_GIVEN INFORMATION_.
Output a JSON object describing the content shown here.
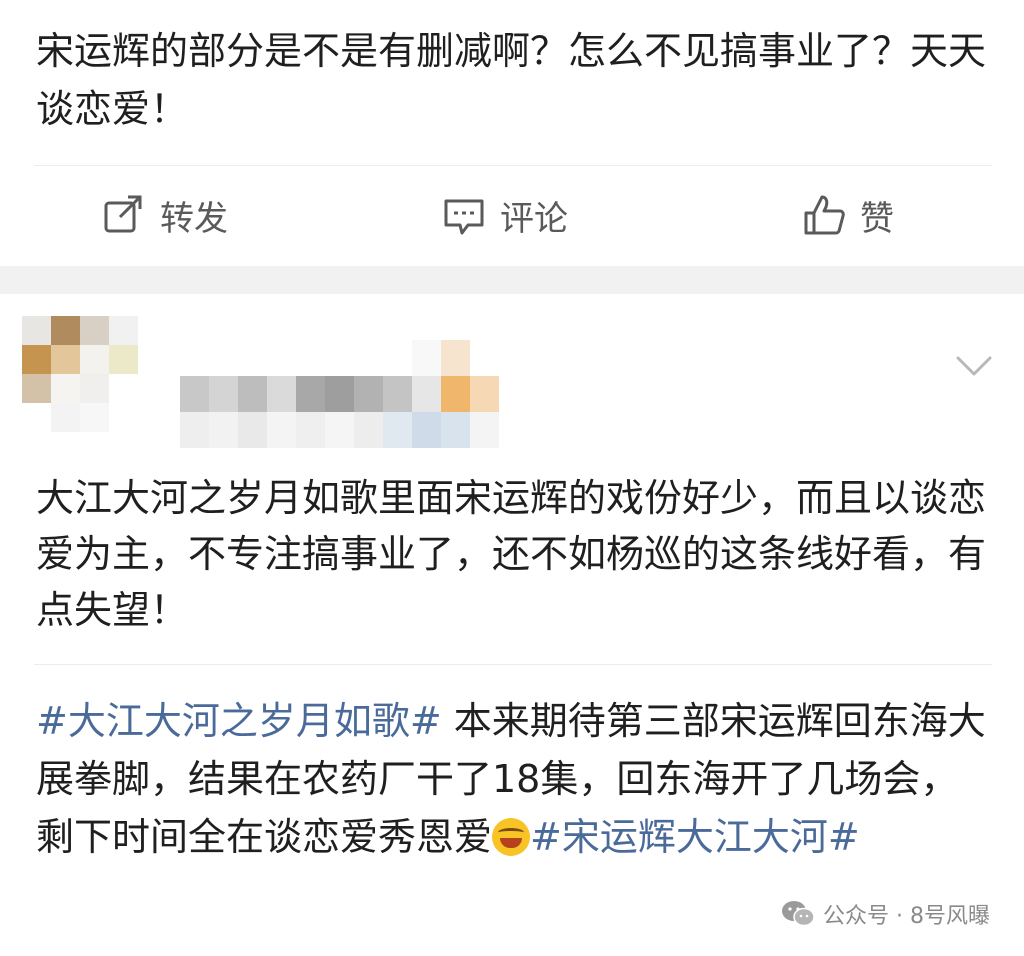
{
  "post": {
    "text": "宋运辉的部分是不是有删减啊？怎么不见搞事业了？天天谈恋爱！"
  },
  "actions": [
    {
      "icon": "share-icon",
      "label": "转发"
    },
    {
      "icon": "comment-icon",
      "label": "评论"
    },
    {
      "icon": "like-icon",
      "label": "赞"
    }
  ],
  "comment": {
    "body": "大江大河之岁月如歌里面宋运辉的戏份好少，而且以谈恋爱为主，不专注搞事业了，还不如杨巡的这条线好看，有点失望！",
    "quote_hashtag_1": "#大江大河之岁月如歌#",
    "quote_text": " 本来期待第三部宋运辉回东海大展拳脚，结果在农药厂干了18集，回东海开了几场会，剩下时间全在谈恋爱秀恩爱",
    "quote_hashtag_2": "#宋运辉大江大河#"
  },
  "watermark": {
    "text": "公众号 · 8号风曝",
    "icon": "wechat-icon"
  },
  "colors": {
    "hashtag": "#4a6b9a",
    "action_gray": "#5a5a5a",
    "band": "#f1f1f1"
  }
}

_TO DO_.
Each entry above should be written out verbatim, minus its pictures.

_EXPECTED ANSWER_.
Output a JSON object describing the content shown here.
{
  "post": {
    "text": "宋运辉的部分是不是有删减啊？怎么不见搞事业了？天天谈恋爱！"
  },
  "actions": [
    {
      "icon": "share-icon",
      "label": "转发"
    },
    {
      "icon": "comment-icon",
      "label": "评论"
    },
    {
      "icon": "like-icon",
      "label": "赞"
    }
  ],
  "comment": {
    "body": "大江大河之岁月如歌里面宋运辉的戏份好少，而且以谈恋爱为主，不专注搞事业了，还不如杨巡的这条线好看，有点失望！",
    "quote_hashtag_1": "#大江大河之岁月如歌#",
    "quote_text": " 本来期待第三部宋运辉回东海大展拳脚，结果在农药厂干了18集，回东海开了几场会，剩下时间全在谈恋爱秀恩爱",
    "quote_hashtag_2": "#宋运辉大江大河#"
  },
  "watermark": {
    "text": "公众号 · 8号风曝",
    "icon": "wechat-icon"
  },
  "colors": {
    "hashtag": "#4a6b9a",
    "action_gray": "#5a5a5a",
    "band": "#f1f1f1"
  }
}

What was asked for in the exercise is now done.